▶ _EXERCISE_
Determine which lines of the records include the word "JSON", and copy them.
EXTRACTED ENTRIES Block Start
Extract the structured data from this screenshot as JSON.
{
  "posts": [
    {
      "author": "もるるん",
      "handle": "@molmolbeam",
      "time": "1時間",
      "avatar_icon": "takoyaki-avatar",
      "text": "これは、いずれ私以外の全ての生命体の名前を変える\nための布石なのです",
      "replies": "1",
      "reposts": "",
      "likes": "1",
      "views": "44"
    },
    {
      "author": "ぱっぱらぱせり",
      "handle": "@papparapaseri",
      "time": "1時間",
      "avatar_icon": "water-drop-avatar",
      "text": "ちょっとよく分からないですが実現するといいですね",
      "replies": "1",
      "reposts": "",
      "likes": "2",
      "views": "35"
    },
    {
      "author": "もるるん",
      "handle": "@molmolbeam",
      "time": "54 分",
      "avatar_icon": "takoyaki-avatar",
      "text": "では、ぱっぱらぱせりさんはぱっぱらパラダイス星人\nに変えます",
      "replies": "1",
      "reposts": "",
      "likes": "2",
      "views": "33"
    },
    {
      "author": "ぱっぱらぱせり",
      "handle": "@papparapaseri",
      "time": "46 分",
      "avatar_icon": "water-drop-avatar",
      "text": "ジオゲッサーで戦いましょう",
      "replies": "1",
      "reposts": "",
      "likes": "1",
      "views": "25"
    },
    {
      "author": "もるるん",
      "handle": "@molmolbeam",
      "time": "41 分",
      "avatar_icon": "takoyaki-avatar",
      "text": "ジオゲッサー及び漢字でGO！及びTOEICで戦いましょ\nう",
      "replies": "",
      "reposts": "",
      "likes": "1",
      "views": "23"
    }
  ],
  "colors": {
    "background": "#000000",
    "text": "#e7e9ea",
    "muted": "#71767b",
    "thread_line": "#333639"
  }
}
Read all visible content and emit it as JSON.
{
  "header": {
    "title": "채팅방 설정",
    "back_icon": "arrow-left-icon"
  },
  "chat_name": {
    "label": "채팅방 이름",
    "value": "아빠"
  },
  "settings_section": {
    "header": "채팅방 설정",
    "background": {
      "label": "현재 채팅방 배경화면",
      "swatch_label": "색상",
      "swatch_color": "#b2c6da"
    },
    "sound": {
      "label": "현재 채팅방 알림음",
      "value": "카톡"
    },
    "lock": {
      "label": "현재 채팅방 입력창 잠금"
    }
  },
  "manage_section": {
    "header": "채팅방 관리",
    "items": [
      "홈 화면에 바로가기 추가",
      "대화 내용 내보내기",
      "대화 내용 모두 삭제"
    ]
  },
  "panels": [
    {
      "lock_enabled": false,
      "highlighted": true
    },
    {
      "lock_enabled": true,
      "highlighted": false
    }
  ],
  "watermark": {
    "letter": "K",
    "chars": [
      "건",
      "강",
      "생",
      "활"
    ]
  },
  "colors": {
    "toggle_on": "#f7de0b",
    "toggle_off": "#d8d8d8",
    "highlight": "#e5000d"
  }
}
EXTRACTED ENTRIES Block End
▶ _SOLUTION TO THIS TASK_
Extract the structured data from this screenshot as JSON.
Read all visible content and emit it as JSON.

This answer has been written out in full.